Human Flower Project
Flowers of Antarctica—All Two of Them
Only two flowering plants have been able to survive on the iciest continent—but global warming may bring them company.
Antarctic Hairgrass (taken in Chile)
Photo: Universite Joseph Fourier
We’ve claimed to study “flower customs on seven continents” and today stand, shivering, by our word. Welcome to the tiny flowering plant kingdom of Antarctica.
99% of the continent is ice bound year round. Just a few islands, coastal slivers and patches of the Antarctic Peninsula can support any plant life at all, and because of the extreme cold and dry winds, most growing things are simple mosses and lichens. No trees, no shrubs. In fact, there are only two flowering plants on the whole continent: Antarctic hairgrass (Deschampsia antarctica) and pearlwort (Colobanthus quitensis). And neither one of them is exactly corsage material.
Researchers in hats and long underwear who have been examining the continent’s ecology see these two plant populations gradually growing, though. At the same time, Loose Tooth, an ice shelf on the east, is cracking away from the mainland. Que pasa?
Jim was amused to think of his work in the context of flowers… “since one of the most distinctive aspects of Antarctica is the complete absence of plants. The most plantlike things around (native to the area) are some dried seaweed along the shore and the occasional lichen. There is a small greenhouse at the station where we grow things like lettuce and cucumbers, cucumber flowers being the only flowers I saw during my stay.”
(Hey, Jim, that looks suspiciously like basil at right in your photo. Did your team include a pesto chef?)
Dr. Jim Behrens checking on his seaweed in the greenhouse
Amery Ice Shelf, Antarctica
Photo: Courtesy of Jim Behrens
Without realizing it, all of us, even the palest city-dwellers, are drenched with plantness. Except, perhaps, someone confined to an intensive care ward for many weeks, we never live apart from the green world. But Jim has. He describes heading back from the Antarctic:

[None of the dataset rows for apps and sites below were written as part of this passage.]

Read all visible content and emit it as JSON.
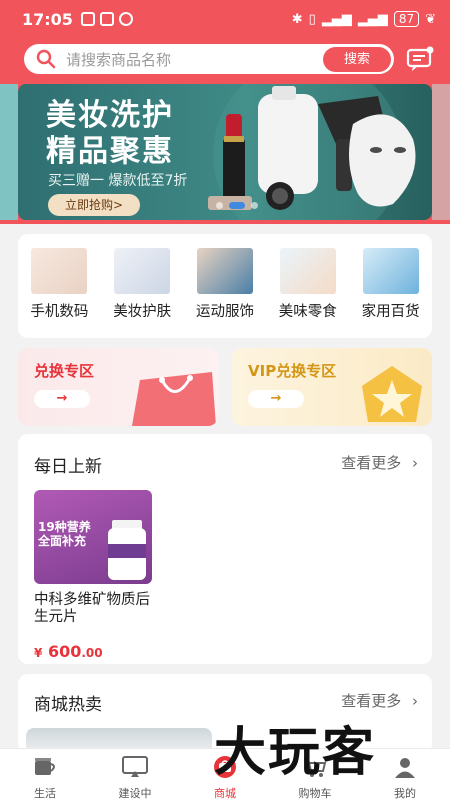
{
  "status_bar": {
    "time": "17:05",
    "battery": "87"
  },
  "search": {
    "placeholder": "请搜索商品名称",
    "button_label": "搜索"
  },
  "banner": {
    "title_line1": "美妆洗护",
    "title_line2": "精品聚惠",
    "subtitle": "买三赠一 爆款低至7折",
    "cta_label": "立即抢购>"
  },
  "categories": [
    {
      "label": "手机数码"
    },
    {
      "label": "美妆护肤"
    },
    {
      "label": "运动服饰"
    },
    {
      "label": "美味零食"
    },
    {
      "label": "家用百货"
    }
  ],
  "zones": {
    "exchange": {
      "title": "兑换专区",
      "arrow": "→"
    },
    "vip": {
      "title": "VIP兑换专区",
      "arrow": "→"
    }
  },
  "daily_new": {
    "title": "每日上新",
    "more_label": "查看更多",
    "product": {
      "name": "中科多维矿物质后生元片",
      "price_symbol": "¥",
      "price_int": "600",
      "price_cents": ".00",
      "image_text_line1": "19种营养",
      "image_text_line2": "全面补充"
    }
  },
  "hot_sale": {
    "title": "商城热卖",
    "more_label": "查看更多"
  },
  "bottom_nav": [
    {
      "label": "生活"
    },
    {
      "label": "建设中"
    },
    {
      "label": "商城"
    },
    {
      "label": "购物车"
    },
    {
      "label": "我的"
    }
  ],
  "watermark": "大玩客",
  "colors": {
    "accent": "#f2545c",
    "price": "#e8333a",
    "banner_bg": "#2f6f72"
  }
}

“After several months of rocks and ice, I could smell Tasmania before I could see it as the week-long boat ride back north came to an end. When it first hit me it was the strongest, lustiest aroma I have ever experienced, but within minutes my olfactory sense had re-calibrated and the smell of vegetation slipped into the background once again.”